My Lords, from day one, I was minded not to support the Assisted Dying Bill and made my views known to fellow Members of this House. However, I have listened to today’s debate. My reasons for not supporting the Bill are my faith—everybody has their own faith and can choose whether to follow it—but also a personal experience.
Some 25 years ago, my father was critically ill. After he had been many days in hospital, I was told that he was going to die and that, if we wanted to take him home, we could. And we did. I was told that it could be a few hours, a few days, a few weeks or even a few months, but that he was on his way to dying and that there was nothing we could do to help him to live longer.

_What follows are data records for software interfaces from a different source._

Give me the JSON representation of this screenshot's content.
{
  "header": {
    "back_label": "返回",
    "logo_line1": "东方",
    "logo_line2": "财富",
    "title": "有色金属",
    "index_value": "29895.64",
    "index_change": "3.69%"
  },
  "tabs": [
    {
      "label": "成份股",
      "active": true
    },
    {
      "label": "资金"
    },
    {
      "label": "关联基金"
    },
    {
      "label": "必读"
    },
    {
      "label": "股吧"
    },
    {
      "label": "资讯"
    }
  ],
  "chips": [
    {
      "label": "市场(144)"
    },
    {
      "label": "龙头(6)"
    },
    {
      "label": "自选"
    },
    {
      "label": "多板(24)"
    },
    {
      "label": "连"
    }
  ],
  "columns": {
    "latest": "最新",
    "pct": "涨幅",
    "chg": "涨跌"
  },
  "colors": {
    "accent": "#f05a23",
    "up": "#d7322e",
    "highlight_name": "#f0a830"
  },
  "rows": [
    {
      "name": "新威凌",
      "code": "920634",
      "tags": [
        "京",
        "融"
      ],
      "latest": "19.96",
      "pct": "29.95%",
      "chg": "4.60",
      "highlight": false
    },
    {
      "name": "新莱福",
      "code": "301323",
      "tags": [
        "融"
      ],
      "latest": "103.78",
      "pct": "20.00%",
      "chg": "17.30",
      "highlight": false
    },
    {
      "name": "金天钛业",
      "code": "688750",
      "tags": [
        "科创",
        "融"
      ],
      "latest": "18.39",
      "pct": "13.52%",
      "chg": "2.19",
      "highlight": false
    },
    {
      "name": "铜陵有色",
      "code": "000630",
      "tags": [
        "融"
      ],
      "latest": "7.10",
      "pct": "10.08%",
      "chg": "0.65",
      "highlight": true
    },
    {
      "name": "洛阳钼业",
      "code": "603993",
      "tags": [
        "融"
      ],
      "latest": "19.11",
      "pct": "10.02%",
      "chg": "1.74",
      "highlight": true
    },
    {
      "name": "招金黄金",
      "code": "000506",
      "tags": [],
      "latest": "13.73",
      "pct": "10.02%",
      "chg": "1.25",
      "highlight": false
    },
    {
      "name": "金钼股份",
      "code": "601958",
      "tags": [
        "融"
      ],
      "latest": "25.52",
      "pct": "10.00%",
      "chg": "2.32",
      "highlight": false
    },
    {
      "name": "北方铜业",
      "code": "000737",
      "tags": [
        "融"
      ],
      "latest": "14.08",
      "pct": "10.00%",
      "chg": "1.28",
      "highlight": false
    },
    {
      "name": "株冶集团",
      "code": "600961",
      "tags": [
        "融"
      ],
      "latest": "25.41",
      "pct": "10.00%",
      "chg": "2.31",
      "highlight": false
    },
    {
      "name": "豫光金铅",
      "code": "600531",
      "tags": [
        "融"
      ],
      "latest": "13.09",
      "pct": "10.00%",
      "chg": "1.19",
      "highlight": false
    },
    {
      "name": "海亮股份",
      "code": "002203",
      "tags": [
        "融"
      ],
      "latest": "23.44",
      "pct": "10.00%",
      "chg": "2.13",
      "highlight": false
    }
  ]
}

In the condition that he was in, I was feeling my father’s pain. I would do anything in my control at that time to help him, but I could not. However, when we took him home, he surprised not only me but the doctors and everybody else. Not only did he pull through that situation but he is still alive. He is nearly 90 now. I am glad that this Bill was not approved at that time and that we did not have the ability to assist him to die, otherwise we would have helped to kill a person who is still alive after 25 years.